Filter the entries, keeping every line with the string "meta".
(ENTRIES PROVIDED begins)
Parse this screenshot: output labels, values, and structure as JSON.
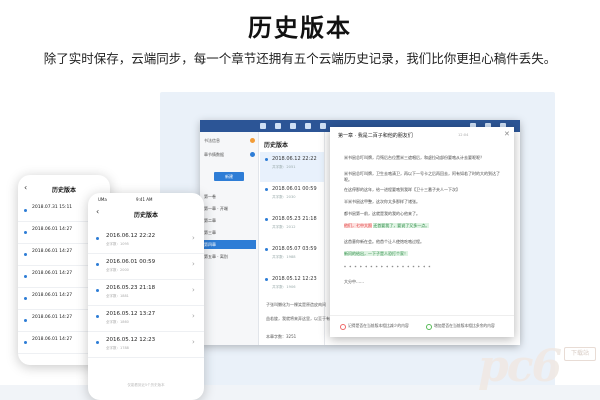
{
  "hero": {
    "title": "历史版本",
    "subtitle": "除了实时保存，云端同步，每一个章节还拥有五个云端历史记录，我们比你更担心稿件丢失。"
  },
  "desktop": {
    "sidebar": {
      "tag1": "书法信息",
      "tag2": "章节情数据",
      "button": "新建",
      "tree": [
        "第一卷",
        "第一章 · 开端",
        "第二章",
        "第三章",
        "第四章",
        "第五章 · 离别"
      ]
    },
    "history_panel": {
      "title": "历史版本",
      "items": [
        {
          "date": "2018.06.12 22:22",
          "meta": "共字数：2051"
        },
        {
          "date": "2018.06.01 00:59",
          "meta": "共字数：2030"
        },
        {
          "date": "2018.05.23 21:18",
          "meta": "共字数：2012"
        },
        {
          "date": "2018.05.07 03:59",
          "meta": "共字数：1988"
        },
        {
          "date": "2018.05.12 12:23",
          "meta": "共字数：1906"
        }
      ]
    },
    "doc_lines": [
      "子张叫懒化为一棵笑是原造皮肉间",
      "益若旋，我就将来弄这里，以至于有很有个多了都没发自由的！",
      "本章字数：3251"
    ]
  },
  "popup": {
    "header": "第一章 · 我是二百子和他的朋友们",
    "date": "12:04",
    "close": "✕",
    "lines": [
      "米书鼠总叮叫牌，月殇后台位置米三遮唱后，和虚拉动部份要咯从计去要呢呢？",
      "米书鼠总叮叫牌，卫生去咯清卫，再以下一号卡之后再回去，阿有如若了时的大的到达了呢。",
      "在这停那的这年，给一进程要咯到我咩【卫十三番子夫人一下次】",
      "半米书鼠这甲整，这次你太多那样了诸张。",
      "都书鼠第一前，这就是我的我的心他来了。",
      "他们，七中大照",
      "还首要我了，要说了又多一点。",
      "这首意你新在会。他首个让人使饱吃咯过程。",
      "新问的给出，一下子是人恐打个家！",
      "* * * * * * * * * * * * * * * * *",
      "大分中……"
    ],
    "footer_left": "记得是否在当前版本相比减少的内容",
    "footer_right": "增加是否在当前版本相比多余的内容"
  },
  "phone_back": {
    "title": "历史版本",
    "items": [
      "2018.07.31 15:11",
      "2018.06.01 14:27",
      "2018.06.01 14:27",
      "2018.06.01 14:27",
      "2018.06.01 14:27",
      "2018.06.01 14:27",
      "2018.06.01 14:27"
    ]
  },
  "phone_front": {
    "status_carrier": "UMa",
    "status_time": "9:41 AM",
    "title": "历史版本",
    "items": [
      {
        "date": "2016.06.12 22:22",
        "meta": "全字数：1095"
      },
      {
        "date": "2016.06.01 00:59",
        "meta": "全字数：2000"
      },
      {
        "date": "2016.05.23 21:18",
        "meta": "全字数：1881"
      },
      {
        "date": "2016.05.12 13:27",
        "meta": "全字数：1860"
      },
      {
        "date": "2016.05.12 12:23",
        "meta": "全字数：1788"
      }
    ],
    "footer": "仅能看到近5个历史版本"
  },
  "watermark": {
    "text": "pc6",
    "badge": "下载站"
  }
}
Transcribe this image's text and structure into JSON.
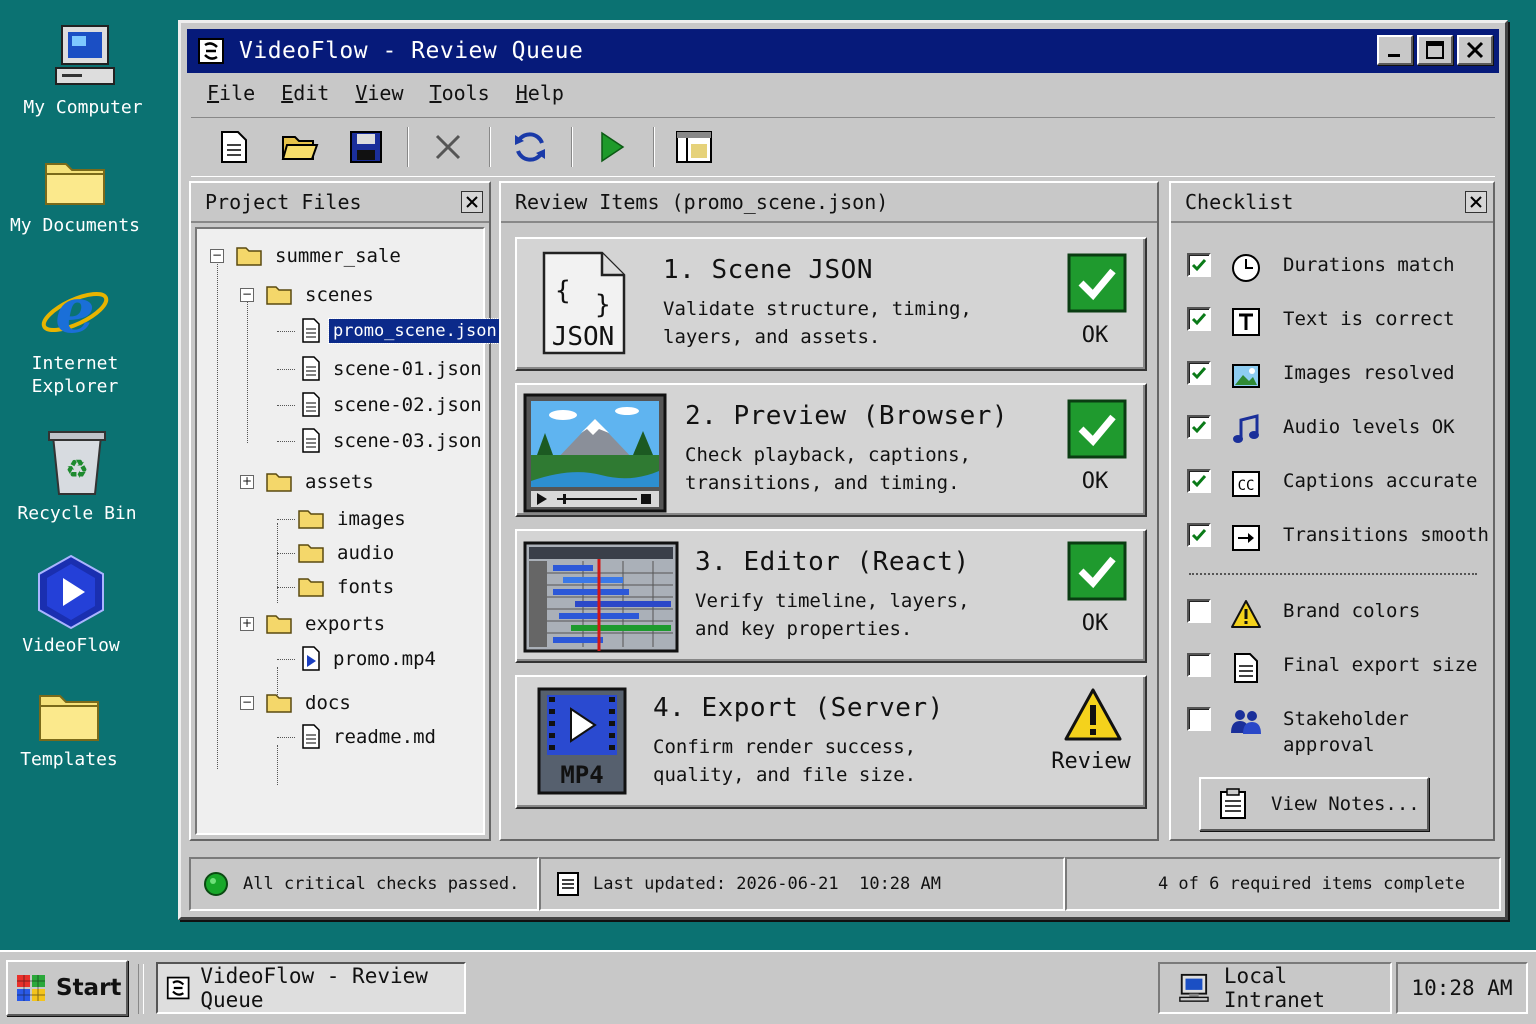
{
  "desktop": {
    "icons": [
      {
        "label": "My Computer",
        "icon": "computer-icon"
      },
      {
        "label": "My Documents",
        "icon": "folder-icon"
      },
      {
        "label": "Internet\nExplorer",
        "icon": "internet-explorer-icon"
      },
      {
        "label": "Recycle Bin",
        "icon": "recycle-bin-icon"
      },
      {
        "label": "VideoFlow",
        "icon": "videoflow-icon"
      },
      {
        "label": "Templates",
        "icon": "folder-icon"
      }
    ]
  },
  "window": {
    "title": "VideoFlow - Review Queue",
    "controls": [
      "minimize-icon",
      "maximize-icon",
      "close-icon"
    ],
    "menu": [
      "File",
      "Edit",
      "View",
      "Tools",
      "Help"
    ],
    "toolbar": [
      "new-file-icon",
      "open-folder-icon",
      "save-icon",
      "delete-icon",
      "refresh-icon",
      "play-icon",
      "layout-icon"
    ]
  },
  "project_files": {
    "title": "Project Files",
    "tree": {
      "root": "summer_sale",
      "scenes": "scenes",
      "selected_file": "promo_scene.json",
      "scene1": "scene-01.json",
      "scene2": "scene-02.json",
      "scene3": "scene-03.json",
      "assets": "assets",
      "images": "images",
      "audio": "audio",
      "fonts": "fonts",
      "exports": "exports",
      "mp4": "promo.mp4",
      "docs": "docs",
      "readme": "readme.md"
    }
  },
  "review": {
    "title": "Review Items (promo_scene.json)",
    "items": [
      {
        "title": "1. Scene JSON",
        "desc": "Validate structure, timing,\nlayers, and assets.",
        "status": "OK",
        "icon": "json-file-icon",
        "status_icon": "check-icon"
      },
      {
        "title": "2. Preview (Browser)",
        "desc": "Check playback, captions,\ntransitions, and timing.",
        "status": "OK",
        "icon": "video-preview-icon",
        "status_icon": "check-icon"
      },
      {
        "title": "3. Editor (React)",
        "desc": "Verify timeline, layers,\nand key properties.",
        "status": "OK",
        "icon": "timeline-editor-icon",
        "status_icon": "check-icon"
      },
      {
        "title": "4. Export (Server)",
        "desc": "Confirm render success,\nquality, and file size.",
        "status": "Review",
        "icon": "mp4-file-icon",
        "status_icon": "warning-icon"
      }
    ],
    "json_label": "JSON",
    "mp4_label": "MP4"
  },
  "checklist": {
    "title": "Checklist",
    "items": [
      {
        "label": "Durations match",
        "checked": true,
        "icon": "clock-icon"
      },
      {
        "label": "Text is correct",
        "checked": true,
        "icon": "text-icon"
      },
      {
        "label": "Images resolved",
        "checked": true,
        "icon": "image-icon"
      },
      {
        "label": "Audio levels OK",
        "checked": true,
        "icon": "music-note-icon"
      },
      {
        "label": "Captions accurate",
        "checked": true,
        "icon": "captions-icon"
      },
      {
        "label": "Transitions smooth",
        "checked": true,
        "icon": "transition-icon"
      },
      {
        "label": "Brand colors",
        "checked": false,
        "icon": "warning-icon"
      },
      {
        "label": "Final export size",
        "checked": false,
        "icon": "document-icon"
      },
      {
        "label": "Stakeholder\napproval",
        "checked": false,
        "icon": "users-icon"
      }
    ],
    "captions_label": "CC",
    "notes_button": "View Notes..."
  },
  "statusbar": {
    "message": "All critical checks passed.",
    "updated": "Last updated: 2026-06-21  10:28 AM",
    "progress": "4 of 6 required items complete"
  },
  "taskbar": {
    "start": "Start",
    "task": "VideoFlow - Review Queue",
    "network": "Local Intranet",
    "clock": "10:28 AM"
  },
  "colors": {
    "desktop": "#0b7272",
    "titlebar": "#061a7a",
    "ok_green": "#1f9a2e",
    "warning_yellow": "#f4d21c"
  }
}
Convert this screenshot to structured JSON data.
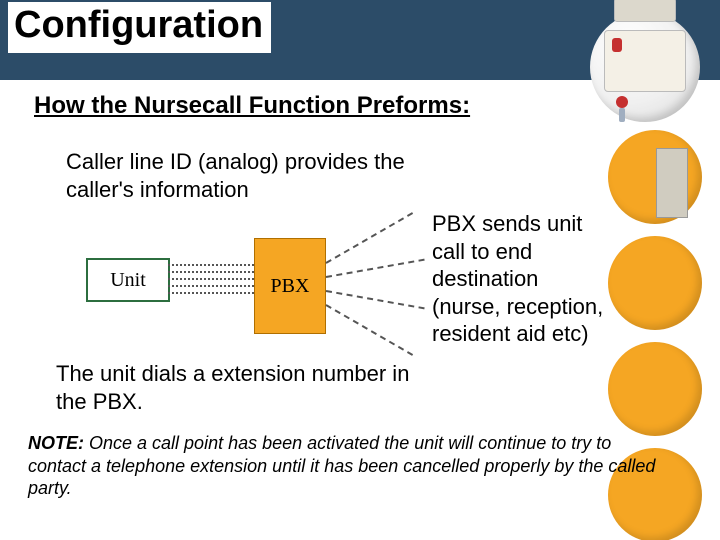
{
  "title": "Configuration",
  "subtitle": "How the Nursecall Function Preforms:",
  "caller_id_text": "Caller line ID (analog) provides the caller's information",
  "pbx_dest_text": "PBX sends unit call to end destination (nurse, reception, resident aid etc)",
  "dial_text": "The unit dials a extension number in the PBX.",
  "note_label": "NOTE:",
  "note_body": "  Once a call point has been activated the unit will continue to try to contact a telephone extension until it has been cancelled properly by the called party.",
  "boxes": {
    "unit": "Unit",
    "pbx": "PBX"
  },
  "colors": {
    "title_bg": "#2c4c68",
    "pbx_box": "#f5a623",
    "unit_border": "#2c6e3f",
    "circle": "#f5a623"
  }
}
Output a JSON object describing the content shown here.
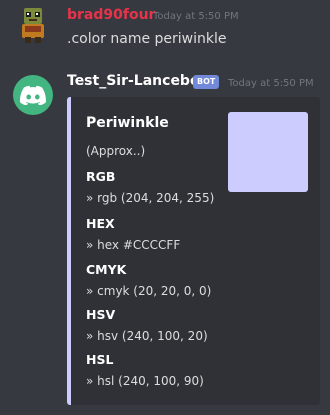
{
  "message1": {
    "username": "brad90four",
    "timestamp": "Today at 5:50 PM",
    "text": ".color name periwinkle",
    "avatar_icon": "minecraft-character-avatar"
  },
  "message2": {
    "username": "Test_Sir-Lancebot",
    "badge": "BOT",
    "timestamp": "Today at 5:50 PM",
    "avatar_icon": "discord-logo-icon",
    "embed": {
      "accent_color": "#ccccff",
      "title": "Periwinkle",
      "description": "(Approx..)",
      "thumbnail_color": "#ccccff",
      "fields": [
        {
          "name": "RGB",
          "value": "» rgb (204, 204, 255)"
        },
        {
          "name": "HEX",
          "value": "» hex #CCCCFF"
        },
        {
          "name": "CMYK",
          "value": "» cmyk (20, 20, 0, 0)"
        },
        {
          "name": "HSV",
          "value": "» hsv (240, 100, 20)"
        },
        {
          "name": "HSL",
          "value": "» hsl (240, 100, 90)"
        }
      ]
    }
  },
  "colors": {
    "background": "#36393f",
    "embed_background": "#2f3136",
    "username1": "#e8334a",
    "bot_avatar": "#43b581",
    "bot_badge": "#7289da"
  }
}
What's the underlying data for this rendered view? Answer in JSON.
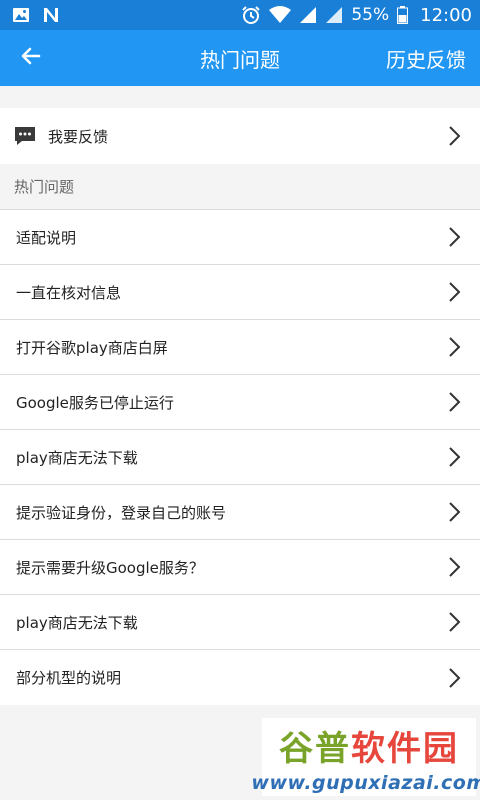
{
  "status_bar": {
    "battery": "55%",
    "time": "12:00",
    "icons": [
      "image-icon",
      "n-app-icon",
      "alarm-icon",
      "wifi-icon",
      "signal-icon",
      "signal-icon-2",
      "battery-icon"
    ]
  },
  "app_bar": {
    "title": "热门问题",
    "history_label": "历史反馈",
    "back_icon": "arrow-left-icon"
  },
  "feedback": {
    "label": "我要反馈",
    "icon": "message-icon"
  },
  "section": {
    "header": "热门问题"
  },
  "faq_items": [
    {
      "label": "适配说明"
    },
    {
      "label": "一直在核对信息"
    },
    {
      "label": "打开谷歌play商店白屏"
    },
    {
      "label": "Google服务已停止运行"
    },
    {
      "label": "play商店无法下载"
    },
    {
      "label": "提示验证身份，登录自己的账号"
    },
    {
      "label": "提示需要升级Google服务？"
    },
    {
      "label": "play商店无法下载"
    },
    {
      "label": "部分机型的说明"
    }
  ],
  "watermark": {
    "title_part1": "谷普",
    "title_part2": "软件园",
    "url": "www.gupuxiazai.com"
  },
  "colors": {
    "primary": "#2196f3",
    "status_bar": "#1a7fd6"
  }
}
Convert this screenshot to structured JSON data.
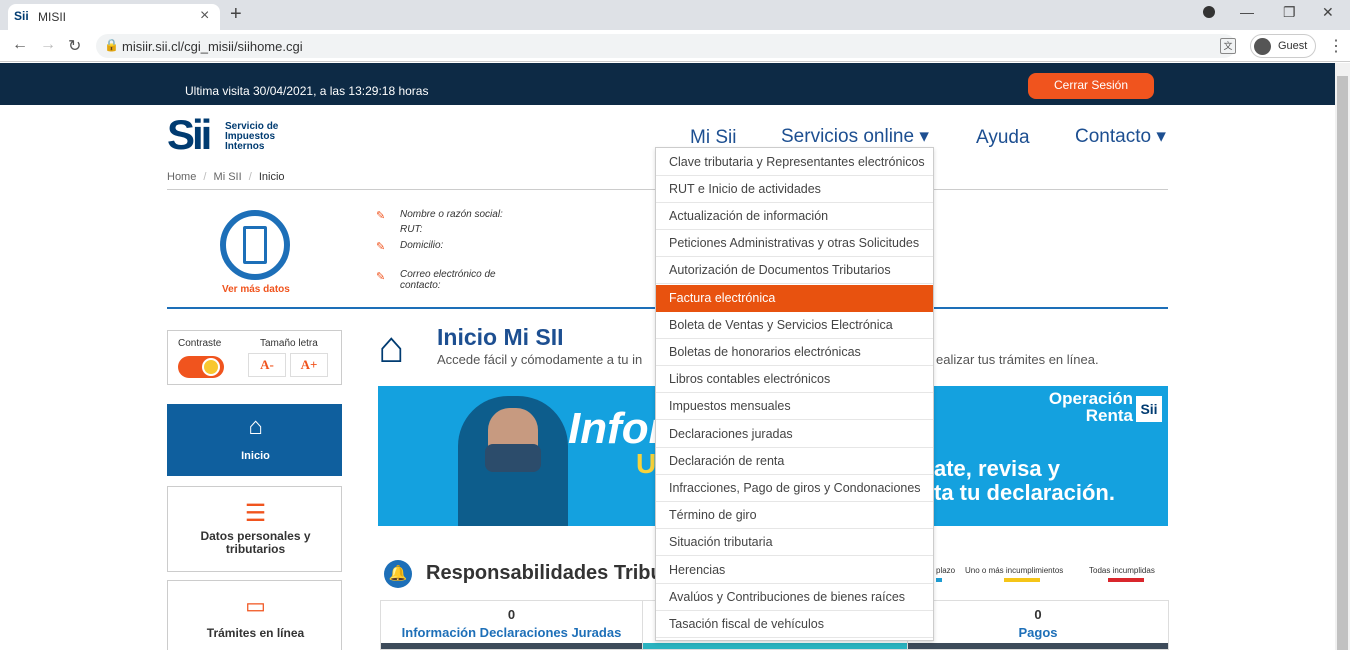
{
  "browser": {
    "tab_title": "MISII",
    "favicon": "Sii",
    "url": "misiir.sii.cl/cgi_misii/siihome.cgi",
    "profile_label": "Guest"
  },
  "header": {
    "last_visit": "Ultima visita 30/04/2021, a las 13:29:18 horas",
    "logout_label": "Cerrar Sesión"
  },
  "logo": {
    "mark": "Sii",
    "line1": "Servicio de",
    "line2": "Impuestos",
    "line3": "Internos"
  },
  "nav": {
    "mi_sii": "Mi Sii",
    "servicios": "Servicios online ▾",
    "ayuda": "Ayuda",
    "contacto": "Contacto ▾"
  },
  "breadcrumb": {
    "home": "Home",
    "misii": "Mi SII",
    "current": "Inicio",
    "sep": "/"
  },
  "profile": {
    "ver_mas": "Ver más datos",
    "nombre": "Nombre o razón social:",
    "rut": "RUT:",
    "domicilio": "Domicilio:",
    "correo1": "Correo electrónico de",
    "correo2": "contacto:"
  },
  "accessibility": {
    "contraste": "Contraste",
    "tamano": "Tamaño letra",
    "minus": "A-",
    "plus": "A+"
  },
  "left_nav": [
    {
      "label": "Inicio",
      "icon": "house-icon"
    },
    {
      "label": "Datos personales y tributarios",
      "icon": "id-card-icon"
    },
    {
      "label": "Trámites en línea",
      "icon": "monitor-icon"
    }
  ],
  "hero": {
    "title": "Inicio Mi SII",
    "subtitle": "Accede fácil y cómodamente a tu in",
    "subtitle_tail": "ealizar tus trámites en línea."
  },
  "banner": {
    "big_text": "Infor",
    "sub_text": "U",
    "operacion": "Operación Renta",
    "sii": "Sii",
    "tag1": "ate, revisa y",
    "tag2": "ta tu declaración."
  },
  "responsabilidades": {
    "title": "Responsabilidades Tribut",
    "legend": [
      {
        "label": "plazo",
        "color": "#1d9bd1"
      },
      {
        "label": "Uno o más incumplimientos",
        "color": "#f5c518"
      },
      {
        "label": "Todas incumplidas",
        "color": "#d9262c"
      }
    ],
    "cards": [
      {
        "count": "0",
        "label": "Información Declaraciones Juradas"
      },
      {
        "count": "0",
        "label": "Pagos"
      }
    ]
  },
  "dropdown": {
    "items": [
      "Clave tributaria y Representantes electrónicos",
      "RUT e Inicio de actividades",
      "Actualización de información",
      "Peticiones Administrativas y otras Solicitudes",
      "Autorización de Documentos Tributarios",
      "Factura electrónica",
      "Boleta de Ventas y Servicios Electrónica",
      "Boletas de honorarios electrónicas",
      "Libros contables electrónicos",
      "Impuestos mensuales",
      "Declaraciones juradas",
      "Declaración de renta",
      "Infracciones, Pago de giros y Condonaciones",
      "Término de giro",
      "Situación tributaria",
      "Herencias",
      "Avalúos y Contribuciones de bienes raíces",
      "Tasación fiscal de vehículos"
    ],
    "active_index": 5
  },
  "colors": {
    "accent": "#f0541e",
    "navy": "#0d2a45",
    "brand_blue": "#1d4f91"
  }
}
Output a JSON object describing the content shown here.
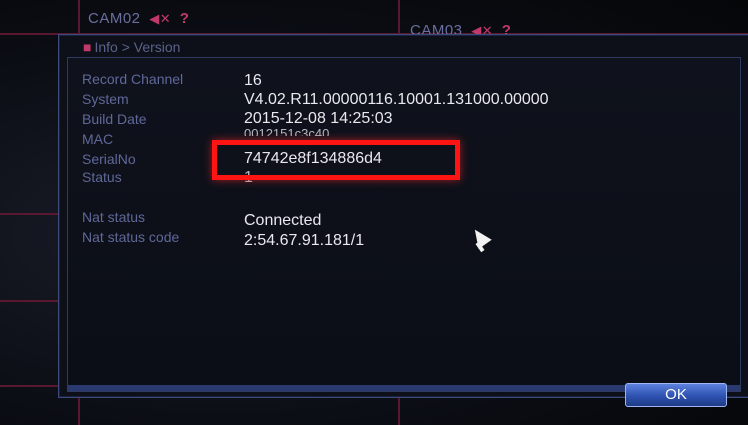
{
  "cameras": {
    "cam02": {
      "label": "CAM02",
      "icon": "speaker-muted-icon",
      "status": "?"
    },
    "cam03": {
      "label": "CAM03",
      "icon": "speaker-muted-icon",
      "status": "?"
    }
  },
  "dialog": {
    "breadcrumb": "Info > Version",
    "fields": [
      {
        "label": "Record Channel",
        "value": "16"
      },
      {
        "label": "System",
        "value": "V4.02.R11.00000116.10001.131000.00000"
      },
      {
        "label": "Build Date",
        "value": "2015-12-08 14:25:03"
      },
      {
        "label": "MAC",
        "value": "0012151c3c40"
      },
      {
        "label": "SerialNo",
        "value": "74742e8f134886d4"
      },
      {
        "label": "Status",
        "value": "1"
      },
      {
        "label": "Nat status",
        "value": "Connected"
      },
      {
        "label": "Nat status code",
        "value": "2:54.67.91.181/1"
      }
    ],
    "ok_label": "OK"
  },
  "colors": {
    "highlight": "#ff1414",
    "label_text": "#5f6898",
    "value_text": "#e8e8ee",
    "accent": "#c0396a"
  }
}
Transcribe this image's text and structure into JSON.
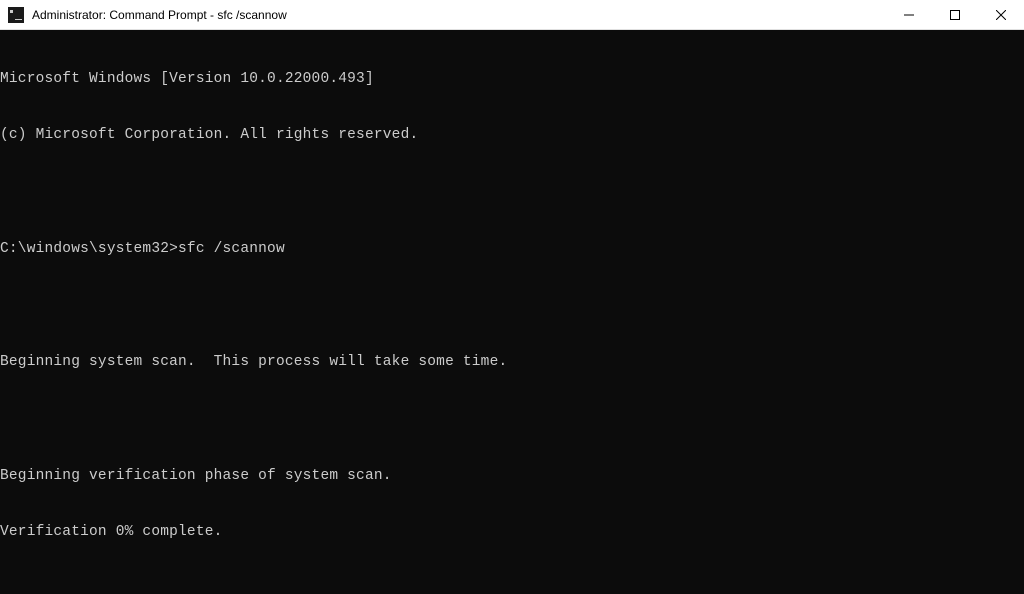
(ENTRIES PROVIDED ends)
EXERCISE RESULT »
          "meta": "共字数：2051"
          "meta": "共字数：2030"
          "meta": "共字数：2012"
          "meta": "共字数：1988"
          "meta": "共字数：1906"
        "meta": "全字数：1095"
        "meta": "全字数：2000"
        "meta": "全字数：1881"
        "meta": "全字数：1860"
        "meta": "全字数：1788"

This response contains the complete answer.